Whether the DSA is the organizational terrain on which this political project will unfold remains to be seen. Until now, its political strategy and tactics have been based on fusing the electoral road with extra-parliamentary struggles and movements, all the while attempting to develop an organizational identity as more than a Democratic pressure group—but not quite a party. DSA caucuses like Bread & Roses, Emerge, and Socialist Majority all continue to debate its relationship to the Democratic Party and its future form as an organization. Perhaps because of this ambiguity, the relationship between electoral politics and base building has remained undeveloped, being largely improvised during both an unraveling political crisis and the unexpected growth of a socialist left that occasionally seemed unsure of what to do with its new prominence.
Given the ongoing entrenchment of the neoliberal model, overcoming these dilemmas and building a truly mass socialist politics demands learning the right lessons from the Sanders moment: the need for a renewed focus on base building to develop organizational capacities both outside and within institutions like the Democratic Party; to transform trade unions from sectoral bargaining vehicles to mechanisms of class-formation; and to cultivate deeper and more substantial roots in working class communities for socialist politics.
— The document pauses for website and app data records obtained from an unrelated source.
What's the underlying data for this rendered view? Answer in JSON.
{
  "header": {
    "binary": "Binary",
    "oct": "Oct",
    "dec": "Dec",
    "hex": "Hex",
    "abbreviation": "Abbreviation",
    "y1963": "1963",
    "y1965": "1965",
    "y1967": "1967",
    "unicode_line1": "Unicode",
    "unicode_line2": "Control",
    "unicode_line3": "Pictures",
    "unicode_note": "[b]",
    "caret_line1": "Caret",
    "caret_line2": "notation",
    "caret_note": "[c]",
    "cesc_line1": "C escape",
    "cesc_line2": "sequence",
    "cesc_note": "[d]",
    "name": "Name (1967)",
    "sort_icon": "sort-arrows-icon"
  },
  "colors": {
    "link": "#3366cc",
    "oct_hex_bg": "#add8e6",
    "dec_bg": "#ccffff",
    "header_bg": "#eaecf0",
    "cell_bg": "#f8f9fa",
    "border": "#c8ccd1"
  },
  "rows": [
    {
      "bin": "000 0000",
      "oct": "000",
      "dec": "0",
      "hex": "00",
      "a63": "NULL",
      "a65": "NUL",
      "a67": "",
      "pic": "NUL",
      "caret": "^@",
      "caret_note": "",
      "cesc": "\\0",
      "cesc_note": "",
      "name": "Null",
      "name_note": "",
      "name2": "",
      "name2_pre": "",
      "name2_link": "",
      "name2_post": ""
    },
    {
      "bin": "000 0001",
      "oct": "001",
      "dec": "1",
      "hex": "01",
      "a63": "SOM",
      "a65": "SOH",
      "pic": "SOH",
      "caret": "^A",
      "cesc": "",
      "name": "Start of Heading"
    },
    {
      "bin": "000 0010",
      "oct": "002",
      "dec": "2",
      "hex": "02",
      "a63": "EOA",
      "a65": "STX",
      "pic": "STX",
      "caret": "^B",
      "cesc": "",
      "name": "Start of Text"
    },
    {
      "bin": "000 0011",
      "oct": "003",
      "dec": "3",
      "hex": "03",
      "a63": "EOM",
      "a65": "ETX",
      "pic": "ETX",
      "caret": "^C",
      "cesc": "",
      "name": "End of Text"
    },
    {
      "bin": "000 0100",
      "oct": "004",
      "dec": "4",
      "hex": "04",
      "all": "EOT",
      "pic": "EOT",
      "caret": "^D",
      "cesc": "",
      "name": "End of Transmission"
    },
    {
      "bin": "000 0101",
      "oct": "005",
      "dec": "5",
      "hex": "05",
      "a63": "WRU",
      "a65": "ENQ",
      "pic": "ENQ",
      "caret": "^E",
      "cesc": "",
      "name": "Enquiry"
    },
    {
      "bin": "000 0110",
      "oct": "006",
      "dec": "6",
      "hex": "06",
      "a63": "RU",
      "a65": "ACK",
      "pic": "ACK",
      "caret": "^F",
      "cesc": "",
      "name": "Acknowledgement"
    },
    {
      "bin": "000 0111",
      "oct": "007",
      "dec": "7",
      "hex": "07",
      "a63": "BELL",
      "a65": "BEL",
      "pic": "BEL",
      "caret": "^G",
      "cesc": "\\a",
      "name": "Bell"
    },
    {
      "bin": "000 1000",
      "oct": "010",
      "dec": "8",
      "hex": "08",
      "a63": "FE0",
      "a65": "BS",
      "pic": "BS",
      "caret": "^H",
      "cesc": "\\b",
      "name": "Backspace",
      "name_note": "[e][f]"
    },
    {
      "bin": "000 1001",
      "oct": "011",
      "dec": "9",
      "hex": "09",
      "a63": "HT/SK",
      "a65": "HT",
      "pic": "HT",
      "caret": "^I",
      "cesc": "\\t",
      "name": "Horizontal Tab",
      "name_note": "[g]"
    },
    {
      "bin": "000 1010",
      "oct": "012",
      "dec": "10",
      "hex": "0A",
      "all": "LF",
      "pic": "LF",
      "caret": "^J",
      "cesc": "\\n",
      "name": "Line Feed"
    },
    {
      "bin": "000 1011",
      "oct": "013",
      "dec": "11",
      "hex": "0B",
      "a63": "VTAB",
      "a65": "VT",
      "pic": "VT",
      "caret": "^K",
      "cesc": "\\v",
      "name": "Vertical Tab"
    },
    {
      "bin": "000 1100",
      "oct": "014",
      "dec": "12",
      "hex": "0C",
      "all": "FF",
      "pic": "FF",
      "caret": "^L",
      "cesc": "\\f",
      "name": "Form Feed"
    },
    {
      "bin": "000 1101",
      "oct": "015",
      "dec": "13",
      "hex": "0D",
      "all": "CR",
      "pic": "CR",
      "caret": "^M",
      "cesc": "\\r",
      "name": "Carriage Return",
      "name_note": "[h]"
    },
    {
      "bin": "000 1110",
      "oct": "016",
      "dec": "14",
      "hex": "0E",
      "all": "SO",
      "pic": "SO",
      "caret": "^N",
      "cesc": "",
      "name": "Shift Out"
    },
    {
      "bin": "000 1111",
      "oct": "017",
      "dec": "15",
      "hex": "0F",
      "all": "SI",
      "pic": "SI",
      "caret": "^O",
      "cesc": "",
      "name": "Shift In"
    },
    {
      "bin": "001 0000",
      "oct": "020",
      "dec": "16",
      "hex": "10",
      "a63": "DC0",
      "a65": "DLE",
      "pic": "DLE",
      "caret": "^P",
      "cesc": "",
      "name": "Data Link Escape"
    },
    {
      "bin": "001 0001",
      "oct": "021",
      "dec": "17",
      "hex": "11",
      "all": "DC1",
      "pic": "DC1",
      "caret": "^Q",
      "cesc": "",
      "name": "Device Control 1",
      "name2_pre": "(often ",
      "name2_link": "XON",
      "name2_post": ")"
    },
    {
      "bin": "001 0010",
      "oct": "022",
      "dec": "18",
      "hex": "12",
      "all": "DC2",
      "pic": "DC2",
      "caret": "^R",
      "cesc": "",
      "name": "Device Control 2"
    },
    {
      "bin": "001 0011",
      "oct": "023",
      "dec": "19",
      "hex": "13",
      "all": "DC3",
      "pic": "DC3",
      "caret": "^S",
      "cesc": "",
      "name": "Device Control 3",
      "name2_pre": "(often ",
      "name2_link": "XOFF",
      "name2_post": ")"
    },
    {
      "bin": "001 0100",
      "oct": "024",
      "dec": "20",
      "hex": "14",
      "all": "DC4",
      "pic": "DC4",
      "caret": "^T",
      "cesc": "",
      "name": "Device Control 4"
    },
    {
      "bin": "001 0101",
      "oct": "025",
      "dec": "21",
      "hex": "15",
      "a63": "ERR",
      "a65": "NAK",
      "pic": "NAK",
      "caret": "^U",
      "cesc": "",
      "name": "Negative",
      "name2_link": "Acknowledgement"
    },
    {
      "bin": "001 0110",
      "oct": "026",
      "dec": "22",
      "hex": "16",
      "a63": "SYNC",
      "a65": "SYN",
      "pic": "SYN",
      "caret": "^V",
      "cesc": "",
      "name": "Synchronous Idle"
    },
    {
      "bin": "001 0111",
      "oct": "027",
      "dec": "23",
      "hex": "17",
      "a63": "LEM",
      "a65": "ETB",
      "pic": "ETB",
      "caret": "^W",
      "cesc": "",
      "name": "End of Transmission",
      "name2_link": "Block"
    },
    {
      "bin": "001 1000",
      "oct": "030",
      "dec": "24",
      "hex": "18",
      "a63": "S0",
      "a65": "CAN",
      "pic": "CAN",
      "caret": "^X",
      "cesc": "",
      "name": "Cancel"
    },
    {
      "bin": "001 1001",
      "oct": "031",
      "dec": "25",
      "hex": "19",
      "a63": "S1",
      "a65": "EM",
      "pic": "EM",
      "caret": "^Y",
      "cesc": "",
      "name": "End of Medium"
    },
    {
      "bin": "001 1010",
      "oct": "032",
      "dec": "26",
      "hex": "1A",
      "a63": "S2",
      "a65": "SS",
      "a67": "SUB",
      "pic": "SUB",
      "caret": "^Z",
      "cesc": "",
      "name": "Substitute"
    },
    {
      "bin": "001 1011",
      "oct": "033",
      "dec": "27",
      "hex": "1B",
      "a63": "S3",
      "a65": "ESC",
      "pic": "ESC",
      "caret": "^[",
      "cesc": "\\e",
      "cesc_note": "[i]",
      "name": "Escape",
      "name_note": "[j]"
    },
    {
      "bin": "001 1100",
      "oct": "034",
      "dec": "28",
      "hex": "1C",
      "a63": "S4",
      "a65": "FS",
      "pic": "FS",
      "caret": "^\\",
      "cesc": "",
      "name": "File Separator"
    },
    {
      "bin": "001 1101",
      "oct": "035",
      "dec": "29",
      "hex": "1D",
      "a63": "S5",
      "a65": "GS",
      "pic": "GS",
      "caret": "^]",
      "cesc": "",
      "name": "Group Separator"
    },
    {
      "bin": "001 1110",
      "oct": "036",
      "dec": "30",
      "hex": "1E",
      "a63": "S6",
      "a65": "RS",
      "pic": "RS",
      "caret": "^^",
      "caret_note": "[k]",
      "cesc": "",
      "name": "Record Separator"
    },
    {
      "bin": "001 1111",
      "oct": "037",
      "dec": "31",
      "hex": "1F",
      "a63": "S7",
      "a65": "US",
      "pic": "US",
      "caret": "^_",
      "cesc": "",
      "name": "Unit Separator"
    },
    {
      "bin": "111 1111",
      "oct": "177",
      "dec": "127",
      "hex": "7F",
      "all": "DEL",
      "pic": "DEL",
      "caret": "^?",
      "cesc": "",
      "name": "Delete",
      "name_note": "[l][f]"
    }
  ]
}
Only by building a mass base and experimenting with new organizational forms can the new socialist movement hope to gain the institutional traction to become a viable alternative to ecological chaos, immiseration, and far-right authoritarianism.
This essay largely draws on the introduction to The Sanders Moment and After: Socialist Strategy and State Crisis, a must-read pamphlet produced in the ‘Socialist Interventions’ series. Published by the Socialist Project and edited by Stephen Maher and Rafael Khachaturian.